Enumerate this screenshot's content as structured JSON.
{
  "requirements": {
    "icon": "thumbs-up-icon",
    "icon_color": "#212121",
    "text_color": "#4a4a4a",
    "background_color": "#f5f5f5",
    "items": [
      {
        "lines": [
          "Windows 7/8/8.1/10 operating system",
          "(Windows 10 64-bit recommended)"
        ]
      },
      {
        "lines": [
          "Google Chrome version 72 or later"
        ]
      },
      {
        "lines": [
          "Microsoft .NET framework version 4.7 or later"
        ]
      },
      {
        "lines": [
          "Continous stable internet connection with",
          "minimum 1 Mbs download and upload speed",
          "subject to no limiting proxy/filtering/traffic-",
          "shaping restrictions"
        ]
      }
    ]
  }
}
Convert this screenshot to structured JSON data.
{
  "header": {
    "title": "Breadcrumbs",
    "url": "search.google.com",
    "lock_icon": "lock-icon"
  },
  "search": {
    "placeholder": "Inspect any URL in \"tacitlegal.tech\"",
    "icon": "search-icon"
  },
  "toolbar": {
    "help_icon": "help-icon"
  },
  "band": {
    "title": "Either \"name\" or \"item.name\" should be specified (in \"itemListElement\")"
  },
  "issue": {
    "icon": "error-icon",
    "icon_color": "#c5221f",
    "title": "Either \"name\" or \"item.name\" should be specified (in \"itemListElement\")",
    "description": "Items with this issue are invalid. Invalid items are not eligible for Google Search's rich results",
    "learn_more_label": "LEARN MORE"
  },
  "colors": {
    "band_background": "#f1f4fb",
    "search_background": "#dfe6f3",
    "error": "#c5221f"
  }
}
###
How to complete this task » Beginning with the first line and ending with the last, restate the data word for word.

Task answer »
Enumerate this screenshot's content as structured JSON.
{
  "requirements": {
    "icon": "thumbs-up-icon",
    "icon_color": "#212121",
    "text_color": "#4a4a4a",
    "background_color": "#f5f5f5",
    "items": [
      {
        "lines": [
          "Windows 7/8/8.1/10 operating system",
          "(Windows 10 64-bit recommended)"
        ]
      },
      {
        "lines": [
          "Google Chrome version 72 or later"
        ]
      },
      {
        "lines": [
          "Microsoft .NET framework version 4.7 or later"
        ]
      },
      {
        "lines": [
          "Continous stable internet connection with",
          "minimum 1 Mbs download and upload speed",
          "subject to no limiting proxy/filtering/traffic-",
          "shaping restrictions"
        ]
      }
    ]
  }
}
Convert this screenshot to structured JSON data.
{
  "header": {
    "title": "Breadcrumbs",
    "url": "search.google.com",
    "lock_icon": "lock-icon"
  },
  "search": {
    "placeholder": "Inspect any URL in \"tacitlegal.tech\"",
    "icon": "search-icon"
  },
  "toolbar": {
    "help_icon": "help-icon"
  },
  "band": {
    "title": "Either \"name\" or \"item.name\" should be specified (in \"itemListElement\")"
  },
  "issue": {
    "icon": "error-icon",
    "icon_color": "#c5221f",
    "title": "Either \"name\" or \"item.name\" should be specified (in \"itemListElement\")",
    "description": "Items with this issue are invalid. Invalid items are not eligible for Google Search's rich results",
    "learn_more_label": "LEARN MORE"
  },
  "colors": {
    "band_background": "#f1f4fb",
    "search_background": "#dfe6f3",
    "error": "#c5221f"
  }
}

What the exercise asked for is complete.